» What you have to do:
A complete, exact copy of the data is the required answer.

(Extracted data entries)
^^^^

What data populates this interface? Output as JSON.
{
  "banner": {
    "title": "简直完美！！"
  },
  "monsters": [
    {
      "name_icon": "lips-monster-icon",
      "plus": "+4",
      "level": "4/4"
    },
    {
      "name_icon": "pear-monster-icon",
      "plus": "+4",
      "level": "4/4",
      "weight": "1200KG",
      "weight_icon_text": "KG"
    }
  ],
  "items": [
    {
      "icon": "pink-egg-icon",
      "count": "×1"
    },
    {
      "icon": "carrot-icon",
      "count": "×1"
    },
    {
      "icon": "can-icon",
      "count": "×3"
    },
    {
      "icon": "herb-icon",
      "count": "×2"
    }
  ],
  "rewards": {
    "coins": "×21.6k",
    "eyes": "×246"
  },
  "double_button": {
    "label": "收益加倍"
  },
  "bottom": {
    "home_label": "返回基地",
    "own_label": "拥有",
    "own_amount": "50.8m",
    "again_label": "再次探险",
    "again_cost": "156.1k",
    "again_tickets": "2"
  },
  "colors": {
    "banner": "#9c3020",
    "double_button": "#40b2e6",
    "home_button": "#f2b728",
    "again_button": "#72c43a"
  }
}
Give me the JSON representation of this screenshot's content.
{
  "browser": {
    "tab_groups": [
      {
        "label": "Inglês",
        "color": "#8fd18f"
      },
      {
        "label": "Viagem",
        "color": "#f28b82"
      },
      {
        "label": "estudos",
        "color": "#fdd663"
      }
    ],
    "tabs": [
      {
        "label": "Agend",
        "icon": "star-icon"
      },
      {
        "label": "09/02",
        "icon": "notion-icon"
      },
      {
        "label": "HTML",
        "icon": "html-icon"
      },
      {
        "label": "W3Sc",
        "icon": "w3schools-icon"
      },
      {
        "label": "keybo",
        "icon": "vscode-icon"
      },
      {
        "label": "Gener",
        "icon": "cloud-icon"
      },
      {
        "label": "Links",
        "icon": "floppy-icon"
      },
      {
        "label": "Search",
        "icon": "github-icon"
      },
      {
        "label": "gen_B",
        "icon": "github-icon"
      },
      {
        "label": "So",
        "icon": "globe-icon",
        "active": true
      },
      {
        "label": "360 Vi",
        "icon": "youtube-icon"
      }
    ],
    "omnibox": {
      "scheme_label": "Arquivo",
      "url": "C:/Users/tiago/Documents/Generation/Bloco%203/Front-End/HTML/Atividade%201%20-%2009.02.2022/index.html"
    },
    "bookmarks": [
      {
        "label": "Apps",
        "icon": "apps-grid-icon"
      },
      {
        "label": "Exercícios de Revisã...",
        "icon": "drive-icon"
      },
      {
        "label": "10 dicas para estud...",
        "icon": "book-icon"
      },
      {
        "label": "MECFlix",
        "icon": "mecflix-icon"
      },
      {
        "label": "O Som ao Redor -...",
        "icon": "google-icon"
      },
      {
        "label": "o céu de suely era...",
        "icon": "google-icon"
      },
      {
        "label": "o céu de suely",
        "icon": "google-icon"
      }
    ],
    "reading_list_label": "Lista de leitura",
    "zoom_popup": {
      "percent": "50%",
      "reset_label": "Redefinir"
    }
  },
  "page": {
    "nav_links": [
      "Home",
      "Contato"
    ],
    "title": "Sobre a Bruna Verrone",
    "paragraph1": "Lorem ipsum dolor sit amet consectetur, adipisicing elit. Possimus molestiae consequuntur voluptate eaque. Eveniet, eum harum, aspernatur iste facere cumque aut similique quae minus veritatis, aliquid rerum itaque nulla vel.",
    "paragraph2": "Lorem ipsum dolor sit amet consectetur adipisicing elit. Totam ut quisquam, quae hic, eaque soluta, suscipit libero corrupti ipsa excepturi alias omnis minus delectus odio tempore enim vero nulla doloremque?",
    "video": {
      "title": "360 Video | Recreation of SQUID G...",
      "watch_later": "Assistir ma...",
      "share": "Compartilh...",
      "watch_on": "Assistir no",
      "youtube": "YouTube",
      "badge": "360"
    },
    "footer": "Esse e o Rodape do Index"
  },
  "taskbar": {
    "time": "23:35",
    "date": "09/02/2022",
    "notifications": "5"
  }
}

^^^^

» Task response:
What data populates this interface? Output as JSON.
{
  "banner": {
    "title": "简直完美！！"
  },
  "monsters": [
    {
      "name_icon": "lips-monster-icon",
      "plus": "+4",
      "level": "4/4"
    },
    {
      "name_icon": "pear-monster-icon",
      "plus": "+4",
      "level": "4/4",
      "weight": "1200KG",
      "weight_icon_text": "KG"
    }
  ],
  "items": [
    {
      "icon": "pink-egg-icon",
      "count": "×1"
    },
    {
      "icon": "carrot-icon",
      "count": "×1"
    },
    {
      "icon": "can-icon",
      "count": "×3"
    },
    {
      "icon": "herb-icon",
      "count": "×2"
    }
  ],
  "rewards": {
    "coins": "×21.6k",
    "eyes": "×246"
  },
  "double_button": {
    "label": "收益加倍"
  },
  "bottom": {
    "home_label": "返回基地",
    "own_label": "拥有",
    "own_amount": "50.8m",
    "again_label": "再次探险",
    "again_cost": "156.1k",
    "again_tickets": "2"
  },
  "colors": {
    "banner": "#9c3020",
    "double_button": "#40b2e6",
    "home_button": "#f2b728",
    "again_button": "#72c43a"
  }
}
Give me the JSON representation of this screenshot's content.
{
  "browser": {
    "tab_groups": [
      {
        "label": "Inglês",
        "color": "#8fd18f"
      },
      {
        "label": "Viagem",
        "color": "#f28b82"
      },
      {
        "label": "estudos",
        "color": "#fdd663"
      }
    ],
    "tabs": [
      {
        "label": "Agend",
        "icon": "star-icon"
      },
      {
        "label": "09/02",
        "icon": "notion-icon"
      },
      {
        "label": "HTML",
        "icon": "html-icon"
      },
      {
        "label": "W3Sc",
        "icon": "w3schools-icon"
      },
      {
        "label": "keybo",
        "icon": "vscode-icon"
      },
      {
        "label": "Gener",
        "icon": "cloud-icon"
      },
      {
        "label": "Links",
        "icon": "floppy-icon"
      },
      {
        "label": "Search",
        "icon": "github-icon"
      },
      {
        "label": "gen_B",
        "icon": "github-icon"
      },
      {
        "label": "So",
        "icon": "globe-icon",
        "active": true
      },
      {
        "label": "360 Vi",
        "icon": "youtube-icon"
      }
    ],
    "omnibox": {
      "scheme_label": "Arquivo",
      "url": "C:/Users/tiago/Documents/Generation/Bloco%203/Front-End/HTML/Atividade%201%20-%2009.02.2022/index.html"
    },
    "bookmarks": [
      {
        "label": "Apps",
        "icon": "apps-grid-icon"
      },
      {
        "label": "Exercícios de Revisã...",
        "icon": "drive-icon"
      },
      {
        "label": "10 dicas para estud...",
        "icon": "book-icon"
      },
      {
        "label": "MECFlix",
        "icon": "mecflix-icon"
      },
      {
        "label": "O Som ao Redor -...",
        "icon": "google-icon"
      },
      {
        "label": "o céu de suely era...",
        "icon": "google-icon"
      },
      {
        "label": "o céu de suely",
        "icon": "google-icon"
      }
    ],
    "reading_list_label": "Lista de leitura",
    "zoom_popup": {
      "percent": "50%",
      "reset_label": "Redefinir"
    }
  },
  "page": {
    "nav_links": [
      "Home",
      "Contato"
    ],
    "title": "Sobre a Bruna Verrone",
    "paragraph1": "Lorem ipsum dolor sit amet consectetur, adipisicing elit. Possimus molestiae consequuntur voluptate eaque. Eveniet, eum harum, aspernatur iste facere cumque aut similique quae minus veritatis, aliquid rerum itaque nulla vel.",
    "paragraph2": "Lorem ipsum dolor sit amet consectetur adipisicing elit. Totam ut quisquam, quae hic, eaque soluta, suscipit libero corrupti ipsa excepturi alias omnis minus delectus odio tempore enim vero nulla doloremque?",
    "video": {
      "title": "360 Video | Recreation of SQUID G...",
      "watch_later": "Assistir ma...",
      "share": "Compartilh...",
      "watch_on": "Assistir no",
      "youtube": "YouTube",
      "badge": "360"
    },
    "footer": "Esse e o Rodape do Index"
  },
  "taskbar": {
    "time": "23:35",
    "date": "09/02/2022",
    "notifications": "5"
  }
}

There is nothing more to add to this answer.